▶ **Task instructions**
The lines you return should be those containing the string "Merit", taken from the data below.

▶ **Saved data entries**
+-------+

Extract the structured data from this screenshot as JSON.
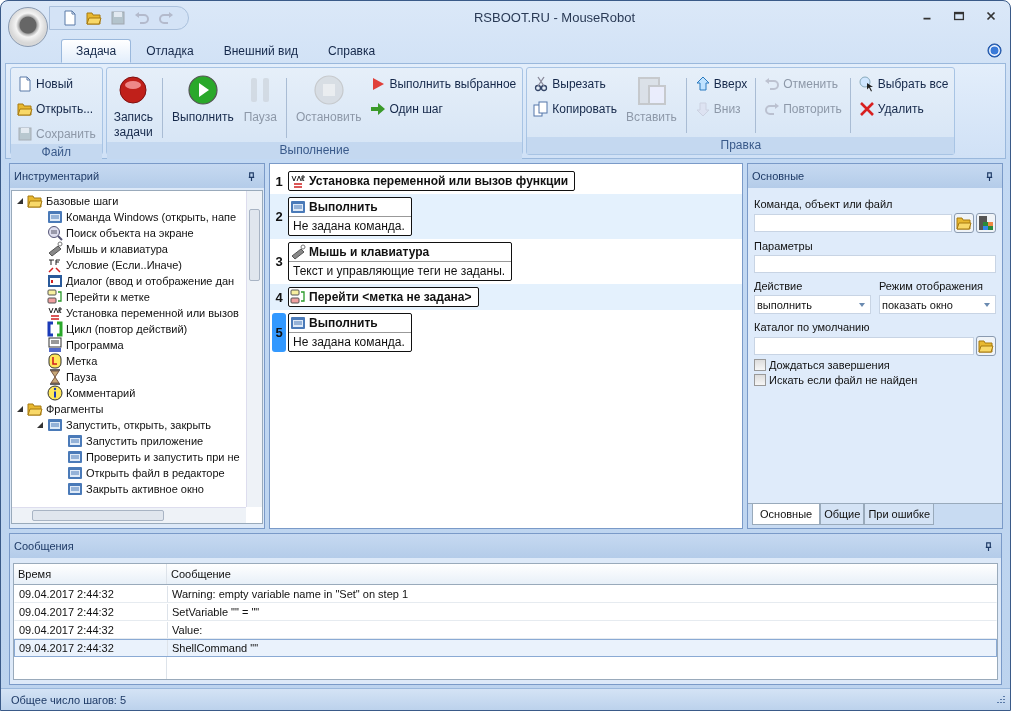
{
  "window": {
    "title": "RSBOOT.RU - MouseRobot"
  },
  "quick_access": [
    {
      "kind": "new",
      "disabled": false
    },
    {
      "kind": "open",
      "disabled": false
    },
    {
      "kind": "save",
      "disabled": true
    },
    {
      "kind": "undo",
      "disabled": true
    },
    {
      "kind": "redo",
      "disabled": true
    }
  ],
  "tabs": [
    {
      "label": "Задача",
      "selected": true
    },
    {
      "label": "Отладка",
      "selected": false
    },
    {
      "label": "Внешний вид",
      "selected": false
    },
    {
      "label": "Справка",
      "selected": false
    }
  ],
  "ribbon": [
    {
      "label": "Файл",
      "columns": [
        {
          "kind": "small",
          "items": [
            {
              "label": "Новый",
              "kind": "new",
              "disabled": false
            },
            {
              "label": "Открыть...",
              "kind": "open",
              "disabled": false
            },
            {
              "label": "Сохранить",
              "kind": "save",
              "disabled": true
            }
          ]
        }
      ]
    },
    {
      "label": "Выполнение",
      "columns": [
        {
          "kind": "large",
          "items": [
            {
              "label": "Запись задачи",
              "kind": "record",
              "disabled": false
            }
          ]
        },
        {
          "kind": "separator"
        },
        {
          "kind": "large",
          "items": [
            {
              "label": "Выполнить",
              "kind": "run",
              "disabled": false
            }
          ]
        },
        {
          "kind": "large",
          "items": [
            {
              "label": "Пауза",
              "kind": "pause",
              "disabled": true
            }
          ]
        },
        {
          "kind": "separator"
        },
        {
          "kind": "large",
          "items": [
            {
              "label": "Остановить",
              "kind": "stop",
              "disabled": true
            }
          ]
        },
        {
          "kind": "small",
          "items": [
            {
              "label": "Выполнить выбранное",
              "kind": "runsel",
              "disabled": false
            },
            {
              "label": "Один шаг",
              "kind": "step",
              "disabled": false
            }
          ]
        }
      ]
    },
    {
      "label": "Правка",
      "columns": [
        {
          "kind": "small",
          "items": [
            {
              "label": "Вырезать",
              "kind": "cut",
              "disabled": false
            },
            {
              "label": "Копировать",
              "kind": "copy",
              "disabled": false
            }
          ]
        },
        {
          "kind": "large",
          "items": [
            {
              "label": "Вставить",
              "kind": "paste",
              "disabled": true
            }
          ]
        },
        {
          "kind": "separator"
        },
        {
          "kind": "small",
          "items": [
            {
              "label": "Вверх",
              "kind": "up",
              "disabled": false
            },
            {
              "label": "Вниз",
              "kind": "down",
              "disabled": true
            }
          ]
        },
        {
          "kind": "separator"
        },
        {
          "kind": "small",
          "items": [
            {
              "label": "Отменить",
              "kind": "undo",
              "disabled": true
            },
            {
              "label": "Повторить",
              "kind": "redo",
              "disabled": true
            }
          ]
        },
        {
          "kind": "separator"
        },
        {
          "kind": "small",
          "items": [
            {
              "label": "Выбрать все",
              "kind": "selall",
              "disabled": false
            },
            {
              "label": "Удалить",
              "kind": "delete",
              "disabled": false
            }
          ]
        }
      ]
    }
  ],
  "toolbox": {
    "title": "Инструментарий",
    "tree": [
      {
        "label": "Базовые шаги",
        "kind": "folder",
        "expanded": true,
        "children": [
          {
            "label": "Команда Windows (открыть, напе",
            "kind": "window"
          },
          {
            "label": "Поиск объекта на экране",
            "kind": "search"
          },
          {
            "label": "Мышь и клавиатура",
            "kind": "mouse"
          },
          {
            "label": "Условие (Если..Иначе)",
            "kind": "condition"
          },
          {
            "label": "Диалог (ввод и отображение дан",
            "kind": "dialog"
          },
          {
            "label": "Перейти к метке",
            "kind": "goto"
          },
          {
            "label": "Установка переменной или вызов",
            "kind": "var"
          },
          {
            "label": "Цикл (повтор действий)",
            "kind": "loop"
          },
          {
            "label": "Программа",
            "kind": "program"
          },
          {
            "label": "Метка",
            "kind": "label"
          },
          {
            "label": "Пауза",
            "kind": "pause"
          },
          {
            "label": "Комментарий",
            "kind": "comment"
          }
        ]
      },
      {
        "label": "Фрагменты",
        "kind": "folder",
        "expanded": true,
        "children": [
          {
            "label": "Запустить, открыть, закрыть",
            "kind": "window",
            "expanded": true,
            "children": [
              {
                "label": "Запустить приложение",
                "kind": "window"
              },
              {
                "label": "Проверить и запустить при не",
                "kind": "window"
              },
              {
                "label": "Открыть файл в редакторе",
                "kind": "window"
              },
              {
                "label": "Закрыть активное окно",
                "kind": "window"
              }
            ]
          }
        ]
      }
    ]
  },
  "steps": [
    {
      "number": "1",
      "kind": "var",
      "title": "Установка переменной или вызов функции",
      "selected": false
    },
    {
      "number": "2",
      "kind": "window",
      "title": "Выполнить",
      "detail": "Не задана команда.",
      "selected": false
    },
    {
      "number": "3",
      "kind": "mouse",
      "title": "Мышь и клавиатура",
      "detail": "Текст и управляющие теги не заданы.",
      "selected": false
    },
    {
      "number": "4",
      "kind": "goto",
      "title": "Перейти <метка не задана>",
      "selected": false
    },
    {
      "number": "5",
      "kind": "window",
      "title": "Выполнить",
      "detail": "Не задана команда.",
      "selected": true
    }
  ],
  "properties": {
    "title": "Основные",
    "command_label": "Команда, объект или файл",
    "params_label": "Параметры",
    "action": {
      "label": "Действие",
      "value": "выполнить"
    },
    "display_mode": {
      "label": "Режим отображения",
      "value": "показать окно"
    },
    "dir_label": "Каталог по умолчанию",
    "checkboxes": [
      {
        "label": "Дождаться завершения",
        "checked": false
      },
      {
        "label": "Искать если файл не найден",
        "checked": false
      }
    ],
    "tabs": [
      {
        "label": "Основные",
        "selected": true
      },
      {
        "label": "Общие",
        "selected": false
      },
      {
        "label": "При ошибке",
        "selected": false
      }
    ]
  },
  "messages": {
    "title": "Сообщения",
    "columns": [
      "Время",
      "Сообщение"
    ],
    "rows": [
      {
        "time": "09.04.2017 2:44:32",
        "message": "Warning: empty variable name in \"Set\" on step 1",
        "selected": false
      },
      {
        "time": "09.04.2017 2:44:32",
        "message": "SetVariable \"\" = \"\"",
        "selected": false
      },
      {
        "time": "09.04.2017 2:44:32",
        "message": "Value:",
        "selected": false
      },
      {
        "time": "09.04.2017 2:44:32",
        "message": "ShellCommand \"\"",
        "selected": true
      }
    ]
  },
  "status_bar": "Общее число шагов: 5"
}
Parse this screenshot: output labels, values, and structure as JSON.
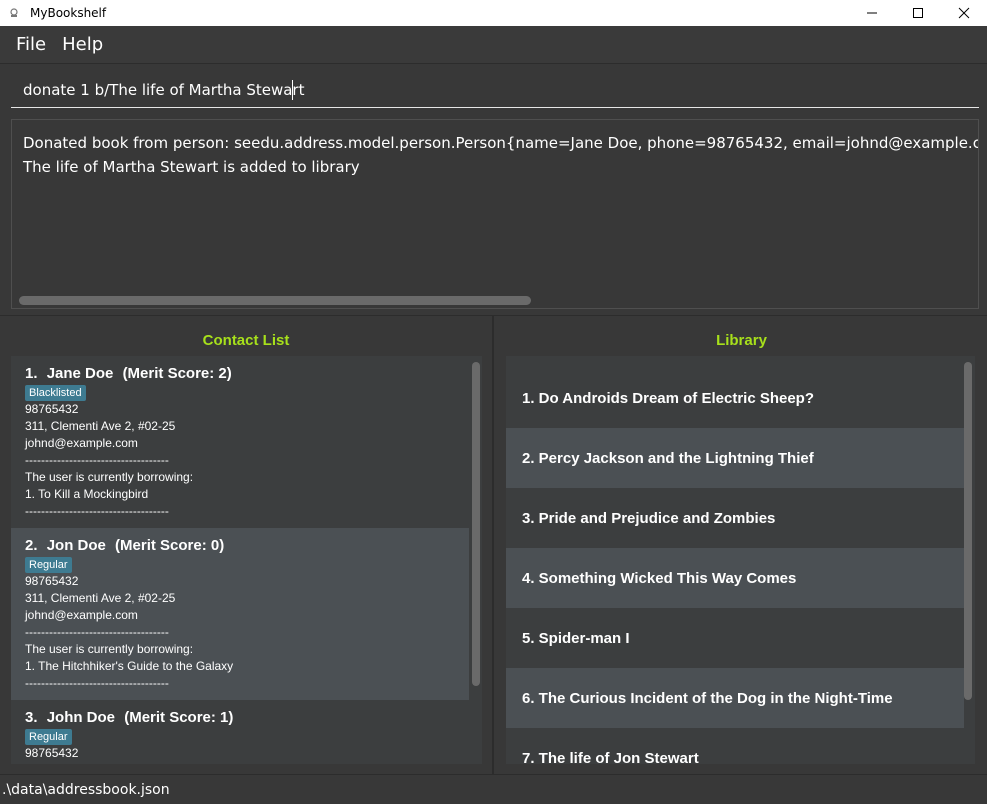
{
  "window": {
    "title": "MyBookshelf"
  },
  "menu": {
    "items": [
      "File",
      "Help"
    ]
  },
  "command": {
    "value": "donate 1 b/The life of Martha Stewart"
  },
  "result": {
    "lines": [
      "Donated book from person: seedu.address.model.person.Person{name=Jane Doe, phone=98765432, email=johnd@example.com, a",
      "The life of Martha Stewart is added to library"
    ]
  },
  "contacts": {
    "title": "Contact List",
    "items": [
      {
        "index": "1.",
        "name": "Jane Doe",
        "merit": "(Merit Score: 2)",
        "tag": "Blacklisted",
        "phone": "98765432",
        "address": "311, Clementi Ave 2, #02-25",
        "email": "johnd@example.com",
        "sep": "------------------------------------",
        "borrow_label": "The user is currently borrowing:",
        "borrowed": "1. To Kill a Mockingbird",
        "sep2": "------------------------------------"
      },
      {
        "index": "2.",
        "name": "Jon Doe",
        "merit": "(Merit Score: 0)",
        "tag": "Regular",
        "phone": "98765432",
        "address": "311, Clementi Ave 2, #02-25",
        "email": "johnd@example.com",
        "sep": "------------------------------------",
        "borrow_label": "The user is currently borrowing:",
        "borrowed": "1. The Hitchhiker's Guide to the Galaxy",
        "sep2": "------------------------------------"
      },
      {
        "index": "3.",
        "name": "John Doe",
        "merit": "(Merit Score: 1)",
        "tag": "Regular",
        "phone": "98765432"
      }
    ]
  },
  "library": {
    "title": "Library",
    "books": [
      "1. Do Androids Dream of Electric Sheep?",
      "2. Percy Jackson and the Lightning Thief",
      "3. Pride and Prejudice and Zombies",
      "4. Something Wicked This Way Comes",
      "5. Spider-man I",
      "6. The Curious Incident of the Dog in the Night-Time",
      "7. The life of Jon Stewart"
    ]
  },
  "status": {
    "path": ".\\data\\addressbook.json"
  },
  "colors": {
    "accent": "#a7e01b",
    "tag": "#3e7b91",
    "background": "#383838"
  },
  "icons": {
    "app": "app-icon",
    "minimize": "minimize-icon",
    "maximize": "maximize-icon",
    "close": "close-icon"
  }
}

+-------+

▶ **Result**
        "merit": "(Merit Score: 2)",
        "merit": "(Merit Score: 0)",
        "merit": "(Merit Score: 1)",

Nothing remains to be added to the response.